I was only there to learn how to place IV lines. But as my anesthesia attending and I gathered our needles, tourniquet, and gauze, I noticed that our patient, whom I’ll call Jamie, didn’t appear to fit into a narrowly defined version of gender. I wasn’t sure whether to refer to Jamie as she, he, or some other alternative, but imagined it could be quite hurtful if I used the wrong pronoun. I wanted to eliminate that potential for harm. Rather than draw my own conclusions about Jamie’s gender identity, I wanted to know Jamie’s perspective.
In my head, I practiced asking Jamie, “What pronouns do you prefer?” By asking about pronoun preference, I hoped I would communicate my desire to respect Jamie’s gender identity. With Jamie’s answer, I could be sure to use the right language when talking about Jamie with other providers.
But before the words came out of my mouth, I hesitated. I wasn’t entirely sure it was the right thing to say.
This uncertainty felt very familiar. As a medical student, I routinely doubt whether I’m saying the right thing to my patients. I’m not talking about when I don’t know the answer to a patient’s question about a medication side effect or surgical procedure. When those types of scenarios arise, which they regularly do, it’s easy for me to say I’m not sure.

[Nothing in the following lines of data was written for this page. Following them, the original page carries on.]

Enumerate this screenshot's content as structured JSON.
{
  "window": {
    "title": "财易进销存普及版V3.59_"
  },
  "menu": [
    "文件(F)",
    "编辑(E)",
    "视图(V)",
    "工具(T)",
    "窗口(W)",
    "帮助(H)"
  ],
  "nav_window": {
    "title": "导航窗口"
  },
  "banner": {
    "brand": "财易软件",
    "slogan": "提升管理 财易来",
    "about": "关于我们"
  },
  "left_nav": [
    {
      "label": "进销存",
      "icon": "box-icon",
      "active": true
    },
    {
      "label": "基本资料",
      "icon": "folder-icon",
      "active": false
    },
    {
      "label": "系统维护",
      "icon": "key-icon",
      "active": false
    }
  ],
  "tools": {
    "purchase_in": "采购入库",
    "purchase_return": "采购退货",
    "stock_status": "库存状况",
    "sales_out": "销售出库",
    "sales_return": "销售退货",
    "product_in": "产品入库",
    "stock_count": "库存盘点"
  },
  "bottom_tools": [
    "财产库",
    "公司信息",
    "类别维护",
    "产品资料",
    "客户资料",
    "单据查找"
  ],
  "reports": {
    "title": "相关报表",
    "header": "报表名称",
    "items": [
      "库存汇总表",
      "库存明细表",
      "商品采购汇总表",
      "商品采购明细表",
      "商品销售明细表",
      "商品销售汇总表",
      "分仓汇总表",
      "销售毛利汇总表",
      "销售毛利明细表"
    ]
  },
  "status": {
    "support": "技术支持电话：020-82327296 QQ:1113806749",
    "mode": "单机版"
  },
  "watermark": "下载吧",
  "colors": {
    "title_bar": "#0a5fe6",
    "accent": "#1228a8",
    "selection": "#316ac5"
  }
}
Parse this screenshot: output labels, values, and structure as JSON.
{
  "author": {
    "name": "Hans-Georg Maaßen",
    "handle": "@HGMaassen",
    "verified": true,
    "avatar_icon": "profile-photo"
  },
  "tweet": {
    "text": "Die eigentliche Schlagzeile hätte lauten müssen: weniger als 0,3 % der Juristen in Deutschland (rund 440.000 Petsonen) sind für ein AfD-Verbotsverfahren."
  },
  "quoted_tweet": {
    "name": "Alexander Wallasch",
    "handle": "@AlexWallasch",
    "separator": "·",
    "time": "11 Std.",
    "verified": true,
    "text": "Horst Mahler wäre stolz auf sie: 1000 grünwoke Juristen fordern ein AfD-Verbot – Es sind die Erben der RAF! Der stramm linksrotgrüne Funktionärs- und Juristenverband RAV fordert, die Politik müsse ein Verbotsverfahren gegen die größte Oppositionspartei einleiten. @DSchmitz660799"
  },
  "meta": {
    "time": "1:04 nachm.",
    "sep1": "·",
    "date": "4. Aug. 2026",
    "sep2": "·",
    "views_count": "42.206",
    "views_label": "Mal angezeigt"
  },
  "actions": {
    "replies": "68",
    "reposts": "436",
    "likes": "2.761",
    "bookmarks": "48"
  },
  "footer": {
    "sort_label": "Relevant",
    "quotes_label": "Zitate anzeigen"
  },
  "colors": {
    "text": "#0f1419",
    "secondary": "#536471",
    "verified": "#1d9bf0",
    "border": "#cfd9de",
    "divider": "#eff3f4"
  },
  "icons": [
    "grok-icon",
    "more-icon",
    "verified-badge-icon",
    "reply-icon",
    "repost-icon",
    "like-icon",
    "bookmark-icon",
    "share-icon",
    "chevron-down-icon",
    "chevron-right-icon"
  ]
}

My deeper uncertainty arises in circumstances in which my words touch on a topic that is likely deeply personal for the patient, and for which the patient may have experienced prejudice, stigma, or trauma.
The views, opinions and positions expressed by these authors and blogs are theirs and do not necessarily represent that of the Bioethics Research Library and Kennedy Institute of Ethics or Georgetown University.